Mandela Suggests Park in Korea DMZ
SEOUL, South Korea (AP) _ Nelson Mandela proposed Monday that a ``peace park″ be built in the demilitarized zone between the two Koreas, one of the Cold War’s last frontiers.
Mandela, a Nobel Peace Prize laureate and former president of South Africa, made the suggestion at a dinner with fellow prize winner South Korean President Kim Dae-jung, government officials said.
Kim said he would relay the proposal to North Korea and discuss it, the presidential press service said.
``If we move forward with the spirit of reconciliation and generosity your excellency showed, I believe there will be a bigger advancement in our history of reconciliation and cooperation (between the two Koreas),″ Kim said at the dinner.
Also Monday, Mandela toured an exhibit of photographs, books and sculptures dedicated to him.
``All this makes me feel close to South Korea, which has been fully democratized,″ Mandela said in front of a sculpture of him holding the prison bars in a solitary cell.
A fighter against racial separation, or apartheid, Mandela, now 82, lived 18 of his 27 years in prison in a solitary cell in South Africa.
Mandela flew into Seoul on Saturday for his first meeting with Kim.
Although they had never met, the two men kept in touch from afar.
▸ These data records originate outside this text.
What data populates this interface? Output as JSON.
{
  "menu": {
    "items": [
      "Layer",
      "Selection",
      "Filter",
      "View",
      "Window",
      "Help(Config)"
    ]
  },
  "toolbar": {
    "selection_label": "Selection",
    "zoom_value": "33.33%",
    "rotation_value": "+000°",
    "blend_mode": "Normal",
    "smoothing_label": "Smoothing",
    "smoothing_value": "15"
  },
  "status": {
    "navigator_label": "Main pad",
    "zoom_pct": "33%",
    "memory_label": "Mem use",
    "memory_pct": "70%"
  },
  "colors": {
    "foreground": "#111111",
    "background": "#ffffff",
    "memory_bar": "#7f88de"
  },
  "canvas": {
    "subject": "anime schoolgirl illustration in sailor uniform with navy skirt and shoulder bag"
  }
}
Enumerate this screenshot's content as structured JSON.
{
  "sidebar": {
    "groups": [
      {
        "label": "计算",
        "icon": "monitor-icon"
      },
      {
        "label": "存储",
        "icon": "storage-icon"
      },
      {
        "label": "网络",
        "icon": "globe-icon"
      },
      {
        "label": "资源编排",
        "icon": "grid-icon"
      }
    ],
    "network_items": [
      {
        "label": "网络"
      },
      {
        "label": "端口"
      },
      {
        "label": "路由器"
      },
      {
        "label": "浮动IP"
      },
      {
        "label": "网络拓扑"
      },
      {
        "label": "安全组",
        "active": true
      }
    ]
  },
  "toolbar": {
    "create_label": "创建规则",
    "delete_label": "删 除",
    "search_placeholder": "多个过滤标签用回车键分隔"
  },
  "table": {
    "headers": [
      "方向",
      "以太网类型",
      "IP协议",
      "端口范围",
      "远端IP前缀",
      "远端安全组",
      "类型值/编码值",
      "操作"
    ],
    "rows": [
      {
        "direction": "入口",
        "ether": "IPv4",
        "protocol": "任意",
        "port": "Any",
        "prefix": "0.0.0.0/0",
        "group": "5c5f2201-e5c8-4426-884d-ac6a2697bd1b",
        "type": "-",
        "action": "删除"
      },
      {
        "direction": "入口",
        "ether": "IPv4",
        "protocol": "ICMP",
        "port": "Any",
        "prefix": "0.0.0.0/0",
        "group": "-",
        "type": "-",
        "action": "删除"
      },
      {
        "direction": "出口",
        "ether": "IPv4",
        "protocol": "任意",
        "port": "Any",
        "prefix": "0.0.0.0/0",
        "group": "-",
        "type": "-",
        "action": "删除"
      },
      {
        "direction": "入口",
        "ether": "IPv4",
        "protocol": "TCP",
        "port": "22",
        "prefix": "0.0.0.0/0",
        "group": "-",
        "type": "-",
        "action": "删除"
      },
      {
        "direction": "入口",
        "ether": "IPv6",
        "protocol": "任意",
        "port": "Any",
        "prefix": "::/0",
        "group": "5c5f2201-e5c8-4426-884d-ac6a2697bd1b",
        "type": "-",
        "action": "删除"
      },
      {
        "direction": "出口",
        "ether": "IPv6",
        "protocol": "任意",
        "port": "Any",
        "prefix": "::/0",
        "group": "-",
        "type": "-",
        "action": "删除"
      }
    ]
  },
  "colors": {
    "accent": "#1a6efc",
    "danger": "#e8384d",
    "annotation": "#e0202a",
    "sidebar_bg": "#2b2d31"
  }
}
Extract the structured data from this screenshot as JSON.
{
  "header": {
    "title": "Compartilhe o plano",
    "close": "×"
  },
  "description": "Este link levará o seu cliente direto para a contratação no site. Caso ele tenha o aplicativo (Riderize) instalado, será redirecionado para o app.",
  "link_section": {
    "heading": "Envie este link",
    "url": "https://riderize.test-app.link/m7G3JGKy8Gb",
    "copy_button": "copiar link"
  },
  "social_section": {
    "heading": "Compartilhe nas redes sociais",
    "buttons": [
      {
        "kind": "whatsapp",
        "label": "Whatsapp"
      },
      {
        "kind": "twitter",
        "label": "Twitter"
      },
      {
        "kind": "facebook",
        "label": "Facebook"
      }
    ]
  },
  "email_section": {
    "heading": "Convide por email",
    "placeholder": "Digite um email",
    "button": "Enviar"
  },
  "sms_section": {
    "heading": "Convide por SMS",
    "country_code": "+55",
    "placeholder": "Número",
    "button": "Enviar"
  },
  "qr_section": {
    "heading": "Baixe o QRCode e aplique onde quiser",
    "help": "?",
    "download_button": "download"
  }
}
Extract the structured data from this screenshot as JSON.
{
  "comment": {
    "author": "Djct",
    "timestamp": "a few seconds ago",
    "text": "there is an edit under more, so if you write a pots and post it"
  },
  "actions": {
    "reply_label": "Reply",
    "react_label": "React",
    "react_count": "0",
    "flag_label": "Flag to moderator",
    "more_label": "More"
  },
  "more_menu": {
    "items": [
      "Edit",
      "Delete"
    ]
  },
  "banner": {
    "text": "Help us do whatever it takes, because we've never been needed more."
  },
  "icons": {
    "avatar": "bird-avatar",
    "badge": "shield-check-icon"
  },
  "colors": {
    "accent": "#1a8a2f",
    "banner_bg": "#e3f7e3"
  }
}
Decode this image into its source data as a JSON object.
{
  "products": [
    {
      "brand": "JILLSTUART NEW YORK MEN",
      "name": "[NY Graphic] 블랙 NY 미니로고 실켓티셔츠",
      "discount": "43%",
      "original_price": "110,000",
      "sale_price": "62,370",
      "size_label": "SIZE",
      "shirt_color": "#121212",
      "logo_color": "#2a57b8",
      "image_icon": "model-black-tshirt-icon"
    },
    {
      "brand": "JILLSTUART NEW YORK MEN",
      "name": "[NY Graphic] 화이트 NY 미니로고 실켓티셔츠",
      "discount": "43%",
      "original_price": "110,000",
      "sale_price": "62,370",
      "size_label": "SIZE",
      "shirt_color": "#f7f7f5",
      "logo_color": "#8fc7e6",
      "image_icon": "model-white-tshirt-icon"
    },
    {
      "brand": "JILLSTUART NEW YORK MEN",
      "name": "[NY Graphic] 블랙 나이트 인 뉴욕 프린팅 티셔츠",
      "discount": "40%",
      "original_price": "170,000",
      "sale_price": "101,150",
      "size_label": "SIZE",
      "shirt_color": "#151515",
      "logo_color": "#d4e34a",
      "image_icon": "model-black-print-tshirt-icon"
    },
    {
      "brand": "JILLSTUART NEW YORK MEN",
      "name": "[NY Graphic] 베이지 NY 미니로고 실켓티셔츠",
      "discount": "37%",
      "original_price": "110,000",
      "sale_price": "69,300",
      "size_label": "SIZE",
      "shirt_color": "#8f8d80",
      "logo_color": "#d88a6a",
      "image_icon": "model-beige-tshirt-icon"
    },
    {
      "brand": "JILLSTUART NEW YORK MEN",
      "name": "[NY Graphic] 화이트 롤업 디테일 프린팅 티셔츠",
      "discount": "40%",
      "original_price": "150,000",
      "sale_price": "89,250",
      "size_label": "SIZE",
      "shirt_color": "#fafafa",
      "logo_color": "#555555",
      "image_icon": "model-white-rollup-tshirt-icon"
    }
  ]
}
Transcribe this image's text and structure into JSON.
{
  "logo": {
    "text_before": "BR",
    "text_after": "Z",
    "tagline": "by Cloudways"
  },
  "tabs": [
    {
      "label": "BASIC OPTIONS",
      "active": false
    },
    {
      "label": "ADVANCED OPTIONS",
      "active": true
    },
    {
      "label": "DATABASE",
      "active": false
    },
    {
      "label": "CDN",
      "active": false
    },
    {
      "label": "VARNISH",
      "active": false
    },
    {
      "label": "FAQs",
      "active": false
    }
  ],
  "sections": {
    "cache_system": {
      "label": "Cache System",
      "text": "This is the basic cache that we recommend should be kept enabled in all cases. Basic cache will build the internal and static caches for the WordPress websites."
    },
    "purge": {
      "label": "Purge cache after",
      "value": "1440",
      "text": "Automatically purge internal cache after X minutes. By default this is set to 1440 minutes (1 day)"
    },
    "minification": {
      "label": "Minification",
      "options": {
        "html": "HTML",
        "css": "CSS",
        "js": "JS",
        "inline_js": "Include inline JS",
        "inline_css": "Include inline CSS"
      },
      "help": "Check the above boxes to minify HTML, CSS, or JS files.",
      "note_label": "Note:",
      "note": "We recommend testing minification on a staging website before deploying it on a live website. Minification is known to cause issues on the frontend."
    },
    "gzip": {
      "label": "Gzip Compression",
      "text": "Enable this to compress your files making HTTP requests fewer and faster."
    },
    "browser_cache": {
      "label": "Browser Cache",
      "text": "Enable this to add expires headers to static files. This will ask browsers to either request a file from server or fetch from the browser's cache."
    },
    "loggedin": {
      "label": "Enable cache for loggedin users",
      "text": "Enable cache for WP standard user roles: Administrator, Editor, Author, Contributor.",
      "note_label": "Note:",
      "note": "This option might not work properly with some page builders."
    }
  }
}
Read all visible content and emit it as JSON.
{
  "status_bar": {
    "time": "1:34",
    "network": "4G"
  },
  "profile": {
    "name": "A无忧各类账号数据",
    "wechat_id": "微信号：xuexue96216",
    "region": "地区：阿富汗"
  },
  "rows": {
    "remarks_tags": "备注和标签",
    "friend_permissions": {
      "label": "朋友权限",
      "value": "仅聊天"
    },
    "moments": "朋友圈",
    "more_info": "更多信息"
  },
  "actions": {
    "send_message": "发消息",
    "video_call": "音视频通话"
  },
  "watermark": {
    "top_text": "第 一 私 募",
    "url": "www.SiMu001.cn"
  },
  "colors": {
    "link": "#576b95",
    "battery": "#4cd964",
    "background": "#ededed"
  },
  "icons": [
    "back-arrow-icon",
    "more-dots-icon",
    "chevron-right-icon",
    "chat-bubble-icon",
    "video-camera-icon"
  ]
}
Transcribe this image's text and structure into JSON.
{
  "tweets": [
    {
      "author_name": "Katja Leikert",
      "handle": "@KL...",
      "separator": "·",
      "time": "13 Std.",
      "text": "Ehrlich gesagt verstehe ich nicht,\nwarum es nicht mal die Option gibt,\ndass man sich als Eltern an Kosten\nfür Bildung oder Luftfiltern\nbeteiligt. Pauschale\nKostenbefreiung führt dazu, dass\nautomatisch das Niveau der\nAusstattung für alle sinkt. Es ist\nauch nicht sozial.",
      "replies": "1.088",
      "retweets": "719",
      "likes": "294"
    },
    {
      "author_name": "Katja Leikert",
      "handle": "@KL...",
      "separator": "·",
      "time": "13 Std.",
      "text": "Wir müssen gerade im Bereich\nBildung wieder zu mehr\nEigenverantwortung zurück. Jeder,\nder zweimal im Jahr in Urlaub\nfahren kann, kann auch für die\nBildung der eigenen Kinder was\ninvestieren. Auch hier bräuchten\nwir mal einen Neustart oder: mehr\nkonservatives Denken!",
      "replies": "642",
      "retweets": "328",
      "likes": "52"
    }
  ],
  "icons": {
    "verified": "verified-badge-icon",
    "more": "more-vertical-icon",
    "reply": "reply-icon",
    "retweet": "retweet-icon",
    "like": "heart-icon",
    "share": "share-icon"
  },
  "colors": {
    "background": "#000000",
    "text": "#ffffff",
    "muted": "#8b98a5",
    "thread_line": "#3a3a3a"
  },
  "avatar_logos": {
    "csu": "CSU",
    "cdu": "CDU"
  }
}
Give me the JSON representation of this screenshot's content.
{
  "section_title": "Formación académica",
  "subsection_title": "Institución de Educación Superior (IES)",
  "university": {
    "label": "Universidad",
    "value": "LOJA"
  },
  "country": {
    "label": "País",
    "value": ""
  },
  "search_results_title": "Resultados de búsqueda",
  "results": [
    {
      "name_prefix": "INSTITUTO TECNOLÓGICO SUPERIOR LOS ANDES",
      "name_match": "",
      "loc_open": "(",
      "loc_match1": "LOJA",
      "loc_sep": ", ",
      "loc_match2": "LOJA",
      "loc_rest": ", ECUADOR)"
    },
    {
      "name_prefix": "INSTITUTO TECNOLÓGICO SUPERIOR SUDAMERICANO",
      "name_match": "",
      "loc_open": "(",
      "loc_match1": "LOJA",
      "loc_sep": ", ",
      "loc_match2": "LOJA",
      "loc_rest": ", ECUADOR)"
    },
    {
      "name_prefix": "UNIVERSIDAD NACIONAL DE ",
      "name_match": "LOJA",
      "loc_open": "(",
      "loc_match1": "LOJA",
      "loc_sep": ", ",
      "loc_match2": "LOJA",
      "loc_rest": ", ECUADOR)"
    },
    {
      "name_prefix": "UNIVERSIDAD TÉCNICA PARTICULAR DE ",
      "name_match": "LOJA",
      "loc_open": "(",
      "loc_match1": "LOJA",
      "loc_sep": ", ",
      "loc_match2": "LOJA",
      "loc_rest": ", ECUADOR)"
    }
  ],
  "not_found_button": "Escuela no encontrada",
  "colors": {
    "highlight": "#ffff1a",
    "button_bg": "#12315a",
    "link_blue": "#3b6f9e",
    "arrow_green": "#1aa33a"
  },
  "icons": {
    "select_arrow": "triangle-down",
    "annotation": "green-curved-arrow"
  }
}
In 1995, Kim translated Mandela’s autobiography, ``Long Walk to Freedom,″ into Korean.
When Kim ran for president two years later, he received a special gift from Mandela: an old wristwatch with a cracked leather band that Mandela wore in prison. Mandela hoped it would bring good luck to Kim, who went on to win the election.